My question arose when I read in git rebase doc , that
If the upstream branch already contains a change you have made (e.g.,
because you mailed a patch which was applied upstream), then that
commit will be skipped. For example, running git rebase master on the
following history (in which A’ and A introduce the same set of
changes, but have different committer information):
A---B---C topic / D---E---A'---F master will result in: B'---C' topic / D---E---A'---F master
One way is to see the patch Id using git patch-id , but that is not what I want.
Let me have 2 branches.

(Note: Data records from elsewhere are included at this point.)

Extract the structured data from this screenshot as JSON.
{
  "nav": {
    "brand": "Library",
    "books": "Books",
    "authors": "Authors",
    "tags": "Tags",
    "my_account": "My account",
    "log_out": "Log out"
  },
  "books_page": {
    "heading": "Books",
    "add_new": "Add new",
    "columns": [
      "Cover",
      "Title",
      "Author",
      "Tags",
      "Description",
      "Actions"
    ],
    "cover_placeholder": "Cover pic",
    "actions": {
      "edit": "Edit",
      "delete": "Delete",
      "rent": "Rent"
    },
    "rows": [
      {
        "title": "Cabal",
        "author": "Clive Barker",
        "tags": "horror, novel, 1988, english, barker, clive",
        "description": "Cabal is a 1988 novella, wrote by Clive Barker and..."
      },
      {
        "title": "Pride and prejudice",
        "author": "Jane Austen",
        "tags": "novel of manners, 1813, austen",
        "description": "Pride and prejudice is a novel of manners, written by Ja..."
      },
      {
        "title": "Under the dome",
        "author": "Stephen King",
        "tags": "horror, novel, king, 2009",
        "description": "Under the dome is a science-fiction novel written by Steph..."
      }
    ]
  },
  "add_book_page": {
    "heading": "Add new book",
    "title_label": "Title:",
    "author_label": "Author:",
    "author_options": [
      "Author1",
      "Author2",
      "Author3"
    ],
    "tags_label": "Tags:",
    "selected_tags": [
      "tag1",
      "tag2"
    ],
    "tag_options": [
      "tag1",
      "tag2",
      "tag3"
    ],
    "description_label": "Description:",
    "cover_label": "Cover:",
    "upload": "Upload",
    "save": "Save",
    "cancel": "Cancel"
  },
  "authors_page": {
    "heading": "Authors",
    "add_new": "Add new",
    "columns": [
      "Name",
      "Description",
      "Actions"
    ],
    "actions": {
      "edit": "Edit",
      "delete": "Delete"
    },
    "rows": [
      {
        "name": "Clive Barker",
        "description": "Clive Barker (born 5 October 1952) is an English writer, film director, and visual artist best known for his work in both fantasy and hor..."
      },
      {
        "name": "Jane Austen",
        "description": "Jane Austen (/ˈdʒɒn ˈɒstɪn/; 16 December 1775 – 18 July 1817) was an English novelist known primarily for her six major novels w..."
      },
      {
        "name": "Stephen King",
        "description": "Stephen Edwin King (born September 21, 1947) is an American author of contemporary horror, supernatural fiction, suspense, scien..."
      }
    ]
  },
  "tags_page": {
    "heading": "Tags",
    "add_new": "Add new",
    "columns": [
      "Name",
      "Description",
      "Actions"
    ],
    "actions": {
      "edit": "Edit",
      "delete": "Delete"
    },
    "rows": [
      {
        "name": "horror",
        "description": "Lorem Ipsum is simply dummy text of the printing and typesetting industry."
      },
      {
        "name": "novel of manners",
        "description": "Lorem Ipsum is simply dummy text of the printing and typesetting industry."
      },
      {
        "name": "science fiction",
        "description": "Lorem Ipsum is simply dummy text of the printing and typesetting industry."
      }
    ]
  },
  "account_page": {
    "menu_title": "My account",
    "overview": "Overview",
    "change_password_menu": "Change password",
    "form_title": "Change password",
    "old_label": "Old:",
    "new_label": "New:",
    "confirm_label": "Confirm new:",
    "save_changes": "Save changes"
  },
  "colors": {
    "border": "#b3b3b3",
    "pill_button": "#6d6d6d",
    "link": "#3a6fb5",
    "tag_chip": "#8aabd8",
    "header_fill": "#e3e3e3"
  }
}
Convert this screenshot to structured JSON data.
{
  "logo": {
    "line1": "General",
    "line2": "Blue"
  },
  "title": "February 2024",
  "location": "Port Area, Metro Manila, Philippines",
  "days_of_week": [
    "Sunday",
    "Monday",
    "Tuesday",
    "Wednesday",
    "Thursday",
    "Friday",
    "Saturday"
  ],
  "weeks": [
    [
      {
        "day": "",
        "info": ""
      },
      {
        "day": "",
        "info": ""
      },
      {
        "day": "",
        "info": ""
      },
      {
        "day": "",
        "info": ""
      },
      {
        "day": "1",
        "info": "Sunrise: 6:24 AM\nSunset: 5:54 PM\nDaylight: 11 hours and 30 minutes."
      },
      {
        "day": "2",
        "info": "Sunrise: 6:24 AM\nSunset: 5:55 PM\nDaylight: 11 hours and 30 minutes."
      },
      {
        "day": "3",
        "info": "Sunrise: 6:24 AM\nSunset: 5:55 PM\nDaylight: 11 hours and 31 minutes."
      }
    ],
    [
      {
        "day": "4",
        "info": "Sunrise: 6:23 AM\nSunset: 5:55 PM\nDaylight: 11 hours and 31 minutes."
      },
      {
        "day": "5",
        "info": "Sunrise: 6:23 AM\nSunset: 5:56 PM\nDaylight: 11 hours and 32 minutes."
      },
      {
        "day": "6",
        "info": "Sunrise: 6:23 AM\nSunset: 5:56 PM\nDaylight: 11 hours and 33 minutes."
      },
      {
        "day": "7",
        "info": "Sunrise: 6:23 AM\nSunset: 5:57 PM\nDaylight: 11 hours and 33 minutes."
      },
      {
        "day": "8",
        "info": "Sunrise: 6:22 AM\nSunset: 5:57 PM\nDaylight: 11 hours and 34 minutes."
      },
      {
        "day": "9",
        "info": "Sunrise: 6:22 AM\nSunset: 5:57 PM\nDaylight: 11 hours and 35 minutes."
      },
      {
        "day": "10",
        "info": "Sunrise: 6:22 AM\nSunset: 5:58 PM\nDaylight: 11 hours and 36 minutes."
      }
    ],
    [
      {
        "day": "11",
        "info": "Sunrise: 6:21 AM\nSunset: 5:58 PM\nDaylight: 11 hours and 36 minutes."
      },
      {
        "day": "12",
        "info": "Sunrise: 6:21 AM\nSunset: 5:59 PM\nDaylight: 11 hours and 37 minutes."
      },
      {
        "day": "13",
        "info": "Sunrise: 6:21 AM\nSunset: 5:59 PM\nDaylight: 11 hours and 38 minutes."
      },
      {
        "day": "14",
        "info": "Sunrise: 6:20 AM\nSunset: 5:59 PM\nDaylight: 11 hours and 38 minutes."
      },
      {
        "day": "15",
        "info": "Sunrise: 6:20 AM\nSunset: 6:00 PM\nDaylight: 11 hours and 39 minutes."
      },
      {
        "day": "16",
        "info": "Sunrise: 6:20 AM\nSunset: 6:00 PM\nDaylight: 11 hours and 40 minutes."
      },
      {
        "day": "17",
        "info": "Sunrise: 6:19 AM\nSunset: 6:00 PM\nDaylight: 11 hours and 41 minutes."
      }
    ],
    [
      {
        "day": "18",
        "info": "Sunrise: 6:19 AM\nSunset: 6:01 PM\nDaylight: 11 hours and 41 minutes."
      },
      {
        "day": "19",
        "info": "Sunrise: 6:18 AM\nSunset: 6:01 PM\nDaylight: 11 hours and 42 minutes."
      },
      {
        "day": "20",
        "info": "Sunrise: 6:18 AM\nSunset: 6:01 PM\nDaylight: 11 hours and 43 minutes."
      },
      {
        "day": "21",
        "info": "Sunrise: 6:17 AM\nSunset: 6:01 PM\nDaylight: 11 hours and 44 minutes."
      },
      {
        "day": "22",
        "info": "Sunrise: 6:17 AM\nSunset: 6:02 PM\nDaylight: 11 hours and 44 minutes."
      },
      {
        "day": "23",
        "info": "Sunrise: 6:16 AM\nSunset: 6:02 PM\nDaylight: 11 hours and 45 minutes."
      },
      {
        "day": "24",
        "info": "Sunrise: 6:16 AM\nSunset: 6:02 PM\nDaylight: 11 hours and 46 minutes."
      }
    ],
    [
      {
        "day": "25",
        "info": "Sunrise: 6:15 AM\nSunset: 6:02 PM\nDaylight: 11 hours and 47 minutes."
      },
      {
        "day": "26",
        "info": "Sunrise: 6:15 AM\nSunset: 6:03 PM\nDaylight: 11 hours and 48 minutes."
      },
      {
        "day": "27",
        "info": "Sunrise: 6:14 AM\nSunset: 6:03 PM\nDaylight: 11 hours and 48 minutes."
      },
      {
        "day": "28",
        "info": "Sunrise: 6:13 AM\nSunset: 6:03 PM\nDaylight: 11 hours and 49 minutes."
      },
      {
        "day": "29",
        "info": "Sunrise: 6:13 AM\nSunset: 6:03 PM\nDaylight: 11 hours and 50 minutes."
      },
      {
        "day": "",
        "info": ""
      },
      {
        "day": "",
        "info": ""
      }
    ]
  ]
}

Topic and master and I am changing only one file in it.
Inserted 2 -> T2 M2 <-- Inserted 2 in new line | | Inserted 1 -> T1 M3 <-- Inserted 3 in new line \ / \ / * <-- Contents similar here
Now at T2 and M2 , patch is not considered same though we are adding
2 in the same new line in both versions of the file (Found this was git patch-id). This finding was surprising for me. I thought patch will be same if same contents on same line is applied in 2 different versions of a file.
This made me think that patch, hence do depends on the previous commit too, where I am applying patch. So, when we say (patch1 on some branch) = (patch2 on some other branch) , then their ancestors also need to be same ? If yes, we can recursively apply this and 2 branches will come out to be identical which is illogical.
So, my question is , when do we say , 2 patches equal (not considering the patch-id) ?
Use this script to reproduce the above in local:
#!/bin/bash git init . echo "10" >> 1.txt && git add . && git commit -m "1" # Add 2 commits to master echo "3" >> 1.txt && git commit -am "m3" echo "2" >> 1.txt && git commit -am "m2" #checkout topic branch git checkout -b topic HEAD~2 echo "1" >> 1.txt && git commit -am "t1" echo "2" >> 1.txt && git commit -am "t2" #Show graph git log --oneline --all --decorate --graph
So, when we say (patch1 on some branch) = (patch2 on some other branch) , then their ancestors also need to be same?
git rebase, no. Rebase uses the same computation as
git patch-id, which is nominally a result of hashing the stripped-down (line numbers and whitespace removed) diff text.1
git rev-list command also does this. See its
--cherry-pick options, which must be used with the symmetric difference three-dot notation commit selectors.
git rebase uses
git rev-list to do the work. In the old days, when
git rebase was mostly shell scripts, it was easy to see how this was done. Now it’s all built as C code, so instead of running
git rev-list, it has the same bits of
git rev-list compiled in.
… thought patch will be same if same contents on same line …
No, the line numbers are removed. This is on purpose: a patch might, for instance, be as simple as replacing a call that passes
false with one that passes
true, which to Git is:
- foo(false) + foo(true)
(with, in the case of
git diff, some surrounding context—it’s not clear whether the patch-ID includes the context, but I would assume that it does). Suppose this fix is accepted upstream, while you’re working on a feature that may or may not be related to the fix … but upstream, that call to
foo, which was on line 42, is now on line 47 because five unrelated lines were added well above this point?
Rebase should, and does, omit this patch now that it exists in the upstream to which you are rebasing, as determined by doing a
--left-right pass over the symmetric difference of the upstream argument to rebase, and
HEAD. All the left-side commits have their patch IDs calculated. All the right-side commits have their patch-IDs calculated. If the patch IDs match, the commit is considered a duplicate, and elided from the set of commits to copy.
1In Git 2.39, the patch ID computation code has changed, partly to fix some bugs and partly to allow retaining indentation-related white space. See the new
--verbatim option in particular, and the detail in this answer from VonC.
Answered By – torek